Fostered by both policymakers and the media, narratives surrounding welfare recipients, including dichotomies of ‘working/workless’, ‘strivers/scroungers’, established a public consensus that directly translates into the rationale behind austerity policy. The post-crisis austerity programme is mobilised around normative principles, including notions of fairness and personal responsibility. These are fostered as easily ‘sellable’, seemingly neutral, apolitical concepts that seek to establish public support for austerity policies. In this way, austerity policies are legitimated in ways that ensure they are difficult to scrutinise because they seem to be rooted in common sense and public consensus. The problem lies in that this fundamental premise is set against a series of strongly held yet incorrect beliefs about the welfare system and its recipients, and against a backdrop of questionable economic rationale, concerning the deficit and economic growth. As a consequence, both the responsibility for and the solutions to the financial crisis are placed on the households and other key sites facing cuts, including the health, education and social care sector.

Feminist political economy perspectives highlight how cuts to the household, local authorities, schools and hospitals interact in ways that induce a greater burden on the household, financially and physically. When public services are cut women’s unpaid labour in the household steps in to ‘bridge the gap’ left by cuts in these areas, as women take-up a larger role in the caring responsibilities to children and other family members.

This also holds a reflexive dynamic. Women make up the majority of public sector workers, and in the education sector, 75% of teachers and 90% of support staff are women. As the household faces increased financial pressures in fulfilling its duties relating to the care and maintenance of children, schools and educational institutions have to ‘pick up the tab’. A poll conducted by the Association of School and College Leaders found that 90% of headteachers surveyed bought clothes for pupils, and 47% have washed clothes for pupils as households have not had the financial capacity for heating or hot water. This, as well as cuts to schools’ funding (down by 8% since 2009 in real terms and accounting for a rise in pupils), has had a direct impact on the capacity of schools to fulfil their role as educators. Earlier in 2019, it was reported that more than 200 schools were cutting their school weeks’ short due to financial constraints. This incurs a reciprocal effect on both the household and those employed by schools, who lose out on income. As a consequence of this, cuts to school days creates an additional burden on households, and in particular single-parents.

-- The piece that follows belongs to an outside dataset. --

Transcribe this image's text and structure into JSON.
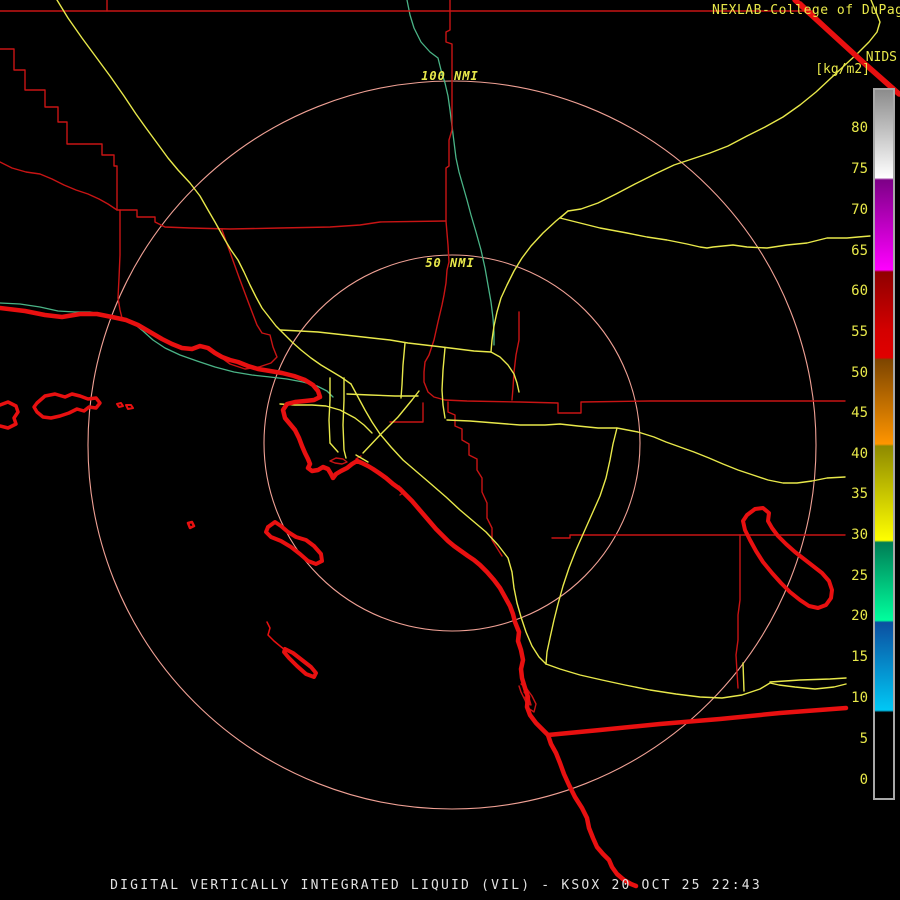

With the election of another Conservative government, it is imperative that the new Government takes stock of the failures of the previous government in addressing the biggest issues facing welfare policy, particularly in relation to the disproportionate affects felt by the most marginalised groups. Most importantly, the Government needs to ensure that the impact assessments that are undertaken on each policy are conducted in a way that accurately captures policies’ impacts, in particular gendered impacts. The impact assessments of both the two-child limit and the household benefit cap fail to adequately and meaningfully assess the intersectional impacts of these policies because they do not take into account impacts from other welfare policies including the benefits freeze, and the wider context of cuts to local authorities and schools. Impact assessments need to take greater consideration of the strains placed on other budgets in light of welfare policy decisions, in particular local authorities and schools. For example, the intersection of the household benefit cap and two-child cap result in greater use of discretionary housing payments, administered by local authorities. When cuts of public services and welfare are undertaken, the knock-on consequences often result in the displacement of fiscal burden to other sites, and are thereby a false economy.  Rather than displacing fiscal crises onto households and public sector bodies, the Government must step-up in respect to the very real consequences of austerity.

Stephanie Gillibrand is a Research Associate at The University of Manchester